▸ Data:
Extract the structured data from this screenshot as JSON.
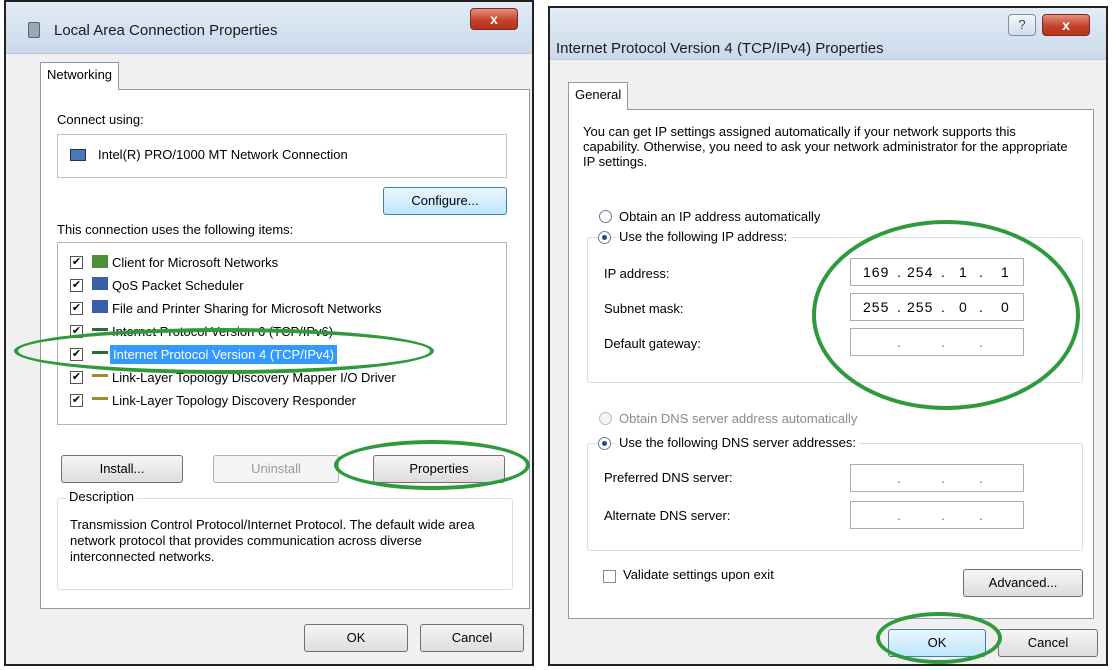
{
  "left_dialog": {
    "title": "Local Area Connection Properties",
    "close_label": "x",
    "tab": "Networking",
    "connect_using_label": "Connect using:",
    "adapter_name": "Intel(R) PRO/1000 MT Network Connection",
    "configure_label": "Configure...",
    "items_label": "This connection uses the following items:",
    "items": [
      {
        "label": "Client for Microsoft Networks",
        "checked": true,
        "icon": "network-client-icon"
      },
      {
        "label": "QoS Packet Scheduler",
        "checked": true,
        "icon": "service-icon"
      },
      {
        "label": "File and Printer Sharing for Microsoft Networks",
        "checked": true,
        "icon": "service-icon"
      },
      {
        "label": "Internet Protocol Version 6 (TCP/IPv6)",
        "checked": true,
        "icon": "protocol-icon"
      },
      {
        "label": "Internet Protocol Version 4 (TCP/IPv4)",
        "checked": true,
        "icon": "protocol-icon",
        "selected": true
      },
      {
        "label": "Link-Layer Topology Discovery Mapper I/O Driver",
        "checked": true,
        "icon": "protocol-icon"
      },
      {
        "label": "Link-Layer Topology Discovery Responder",
        "checked": true,
        "icon": "protocol-icon"
      }
    ],
    "install_label": "Install...",
    "uninstall_label": "Uninstall",
    "properties_label": "Properties",
    "description_title": "Description",
    "description_text": "Transmission Control Protocol/Internet Protocol. The default wide area network protocol that provides communication across diverse interconnected networks.",
    "ok_label": "OK",
    "cancel_label": "Cancel"
  },
  "right_dialog": {
    "title": "Internet Protocol Version 4 (TCP/IPv4) Properties",
    "help_label": "?",
    "close_label": "x",
    "tab": "General",
    "intro_text": "You can get IP settings assigned automatically if your network supports this capability. Otherwise, you need to ask your network administrator for the appropriate IP settings.",
    "obtain_ip_auto_label": "Obtain an IP address automatically",
    "use_following_ip_label": "Use the following IP address:",
    "ip_address_label": "IP address:",
    "ip_address_value": [
      "169",
      "254",
      "1",
      "1"
    ],
    "subnet_mask_label": "Subnet mask:",
    "subnet_mask_value": [
      "255",
      "255",
      "0",
      "0"
    ],
    "default_gateway_label": "Default gateway:",
    "obtain_dns_auto_label": "Obtain DNS server address automatically",
    "use_following_dns_label": "Use the following DNS server addresses:",
    "preferred_dns_label": "Preferred DNS server:",
    "alternate_dns_label": "Alternate DNS server:",
    "validate_label": "Validate settings upon exit",
    "advanced_label": "Advanced...",
    "ok_label": "OK",
    "cancel_label": "Cancel"
  },
  "colors": {
    "highlight_ellipse": "#2e9a3c",
    "selection": "#3399ff"
  }
}
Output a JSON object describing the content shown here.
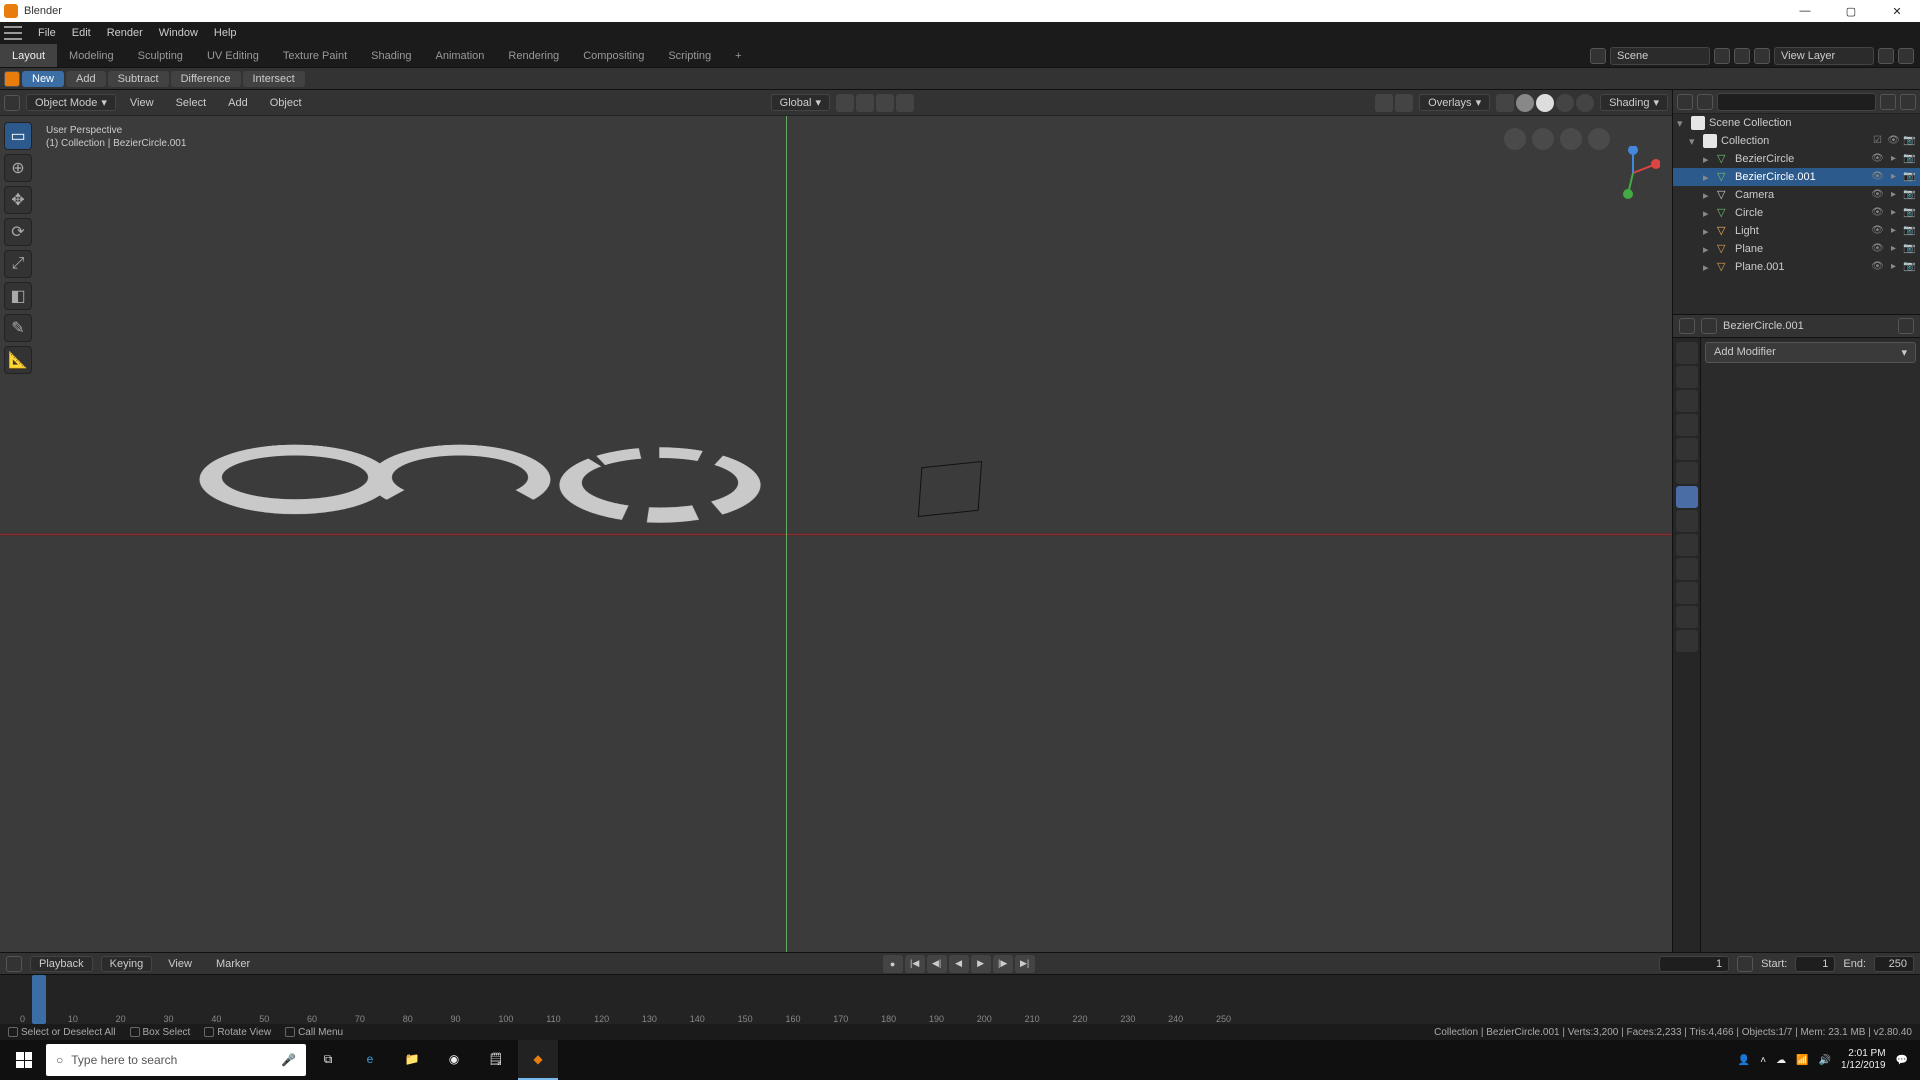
{
  "title": "Blender",
  "menus": [
    "File",
    "Edit",
    "Render",
    "Window",
    "Help"
  ],
  "workspaces": {
    "tabs": [
      "Layout",
      "Modeling",
      "Sculpting",
      "UV Editing",
      "Texture Paint",
      "Shading",
      "Animation",
      "Rendering",
      "Compositing",
      "Scripting"
    ],
    "active": "Layout",
    "add_label": "+"
  },
  "scene_field": "Scene",
  "layer_field": "View Layer",
  "tool_options": {
    "mode_label": "New",
    "ops": [
      "Add",
      "Subtract",
      "Difference",
      "Intersect"
    ]
  },
  "viewport_header": {
    "mode": "Object Mode",
    "menus": [
      "View",
      "Select",
      "Add",
      "Object"
    ],
    "orientation": "Global",
    "overlays_label": "Overlays",
    "shading_label": "Shading"
  },
  "viewport_info": {
    "line1": "User Perspective",
    "line2": "(1)  Collection | BezierCircle.001"
  },
  "outliner": {
    "root": "Scene Collection",
    "collection": "Collection",
    "items": [
      {
        "name": "BezierCircle",
        "icon": "curve"
      },
      {
        "name": "BezierCircle.001",
        "icon": "curve",
        "selected": true
      },
      {
        "name": "Camera",
        "icon": "cam"
      },
      {
        "name": "Circle",
        "icon": "curve"
      },
      {
        "name": "Light",
        "icon": "light"
      },
      {
        "name": "Plane",
        "icon": "mesh"
      },
      {
        "name": "Plane.001",
        "icon": "mesh"
      }
    ]
  },
  "properties": {
    "context_label": "BezierCircle.001",
    "add_modifier": "Add Modifier"
  },
  "timeline": {
    "menus": [
      "Playback",
      "Keying",
      "View",
      "Marker"
    ],
    "current": "1",
    "start_label": "Start:",
    "start": "1",
    "end_label": "End:",
    "end": "250",
    "ticks": [
      "0",
      "10",
      "20",
      "30",
      "40",
      "50",
      "60",
      "70",
      "80",
      "90",
      "100",
      "110",
      "120",
      "130",
      "140",
      "150",
      "160",
      "170",
      "180",
      "190",
      "200",
      "210",
      "220",
      "230",
      "240",
      "250"
    ]
  },
  "status": {
    "hints": [
      {
        "icon": "mouse",
        "text": "Select or Deselect All"
      },
      {
        "icon": "mouse",
        "text": "Box Select"
      },
      {
        "icon": "mouse",
        "text": "Rotate View"
      },
      {
        "icon": "mouse",
        "text": "Call Menu"
      }
    ],
    "stats": "Collection | BezierCircle.001 | Verts:3,200 | Faces:2,233 | Tris:4,466 | Objects:1/7 | Mem: 23.1 MB | v2.80.40"
  },
  "taskbar": {
    "search_placeholder": "Type here to search",
    "time": "2:01 PM",
    "date": "1/12/2019"
  }
}
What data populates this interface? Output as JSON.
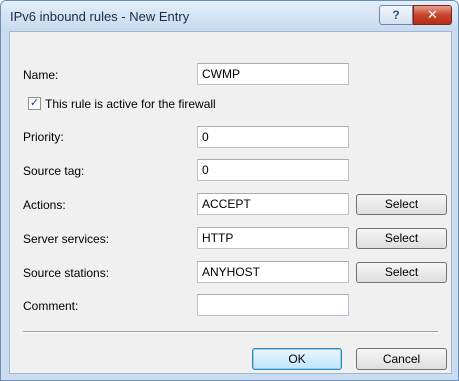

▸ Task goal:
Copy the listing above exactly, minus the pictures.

▸ Answer for this exercise:
Extract the structured data from this screenshot as JSON.
{
  "left_dialog": {
    "title": "Local Area Connection Properties",
    "close_label": "x",
    "tab": "Networking",
    "connect_using_label": "Connect using:",
    "adapter_name": "Intel(R) PRO/1000 MT Network Connection",
    "configure_label": "Configure...",
    "items_label": "This connection uses the following items:",
    "items": [
      {
        "label": "Client for Microsoft Networks",
        "checked": true,
        "icon": "network-client-icon"
      },
      {
        "label": "QoS Packet Scheduler",
        "checked": true,
        "icon": "service-icon"
      },
      {
        "label": "File and Printer Sharing for Microsoft Networks",
        "checked": true,
        "icon": "service-icon"
      },
      {
        "label": "Internet Protocol Version 6 (TCP/IPv6)",
        "checked": true,
        "icon": "protocol-icon"
      },
      {
        "label": "Internet Protocol Version 4 (TCP/IPv4)",
        "checked": true,
        "icon": "protocol-icon",
        "selected": true
      },
      {
        "label": "Link-Layer Topology Discovery Mapper I/O Driver",
        "checked": true,
        "icon": "protocol-icon"
      },
      {
        "label": "Link-Layer Topology Discovery Responder",
        "checked": true,
        "icon": "protocol-icon"
      }
    ],
    "install_label": "Install...",
    "uninstall_label": "Uninstall",
    "properties_label": "Properties",
    "description_title": "Description",
    "description_text": "Transmission Control Protocol/Internet Protocol. The default wide area network protocol that provides communication across diverse interconnected networks.",
    "ok_label": "OK",
    "cancel_label": "Cancel"
  },
  "right_dialog": {
    "title": "Internet Protocol Version 4 (TCP/IPv4) Properties",
    "help_label": "?",
    "close_label": "x",
    "tab": "General",
    "intro_text": "You can get IP settings assigned automatically if your network supports this capability. Otherwise, you need to ask your network administrator for the appropriate IP settings.",
    "obtain_ip_auto_label": "Obtain an IP address automatically",
    "use_following_ip_label": "Use the following IP address:",
    "ip_address_label": "IP address:",
    "ip_address_value": [
      "169",
      "254",
      "1",
      "1"
    ],
    "subnet_mask_label": "Subnet mask:",
    "subnet_mask_value": [
      "255",
      "255",
      "0",
      "0"
    ],
    "default_gateway_label": "Default gateway:",
    "obtain_dns_auto_label": "Obtain DNS server address automatically",
    "use_following_dns_label": "Use the following DNS server addresses:",
    "preferred_dns_label": "Preferred DNS server:",
    "alternate_dns_label": "Alternate DNS server:",
    "validate_label": "Validate settings upon exit",
    "advanced_label": "Advanced...",
    "ok_label": "OK",
    "cancel_label": "Cancel"
  },
  "colors": {
    "highlight_ellipse": "#2e9a3c",
    "selection": "#3399ff"
  }
}
Output a JSON object describing the content shown here.
{
  "title": "Blender",
  "menus": [
    "File",
    "Edit",
    "Render",
    "Window",
    "Help"
  ],
  "workspaces": {
    "tabs": [
      "Layout",
      "Modeling",
      "Sculpting",
      "UV Editing",
      "Texture Paint",
      "Shading",
      "Animation",
      "Rendering",
      "Compositing",
      "Scripting"
    ],
    "active": "Layout",
    "add_label": "+"
  },
  "scene_field": "Scene",
  "layer_field": "View Layer",
  "tool_options": {
    "mode_label": "New",
    "ops": [
      "Add",
      "Subtract",
      "Difference",
      "Intersect"
    ]
  },
  "viewport_header": {
    "mode": "Object Mode",
    "menus": [
      "View",
      "Select",
      "Add",
      "Object"
    ],
    "orientation": "Global",
    "overlays_label": "Overlays",
    "shading_label": "Shading"
  },
  "viewport_info": {
    "line1": "User Perspective",
    "line2": "(1)  Collection | BezierCircle.001"
  },
  "outliner": {
    "root": "Scene Collection",
    "collection": "Collection",
    "items": [
      {
        "name": "BezierCircle",
        "icon": "curve"
      },
      {
        "name": "BezierCircle.001",
        "icon": "curve",
        "selected": true
      },
      {
        "name": "Camera",
        "icon": "cam"
      },
      {
        "name": "Circle",
        "icon": "curve"
      },
      {
        "name": "Light",
        "icon": "light"
      },
      {
        "name": "Plane",
        "icon": "mesh"
      },
      {
        "name": "Plane.001",
        "icon": "mesh"
      }
    ]
  },
  "properties": {
    "context_label": "BezierCircle.001",
    "add_modifier": "Add Modifier"
  },
  "timeline": {
    "menus": [
      "Playback",
      "Keying",
      "View",
      "Marker"
    ],
    "current": "1",
    "start_label": "Start:",
    "start": "1",
    "end_label": "End:",
    "end": "250",
    "ticks": [
      "0",
      "10",
      "20",
      "30",
      "40",
      "50",
      "60",
      "70",
      "80",
      "90",
      "100",
      "110",
      "120",
      "130",
      "140",
      "150",
      "160",
      "170",
      "180",
      "190",
      "200",
      "210",
      "220",
      "230",
      "240",
      "250"
    ]
  },
  "status": {
    "hints": [
      {
        "icon": "mouse",
        "text": "Select or Deselect All"
      },
      {
        "icon": "mouse",
        "text": "Box Select"
      },
      {
        "icon": "mouse",
        "text": "Rotate View"
      },
      {
        "icon": "mouse",
        "text": "Call Menu"
      }
    ],
    "stats": "Collection | BezierCircle.001 | Verts:3,200 | Faces:2,233 | Tris:4,466 | Objects:1/7 | Mem: 23.1 MB | v2.80.40"
  },
  "taskbar": {
    "search_placeholder": "Type here to search",
    "time": "2:01 PM",
    "date": "1/12/2019"
  }
}
What data populates this interface? Output as JSON.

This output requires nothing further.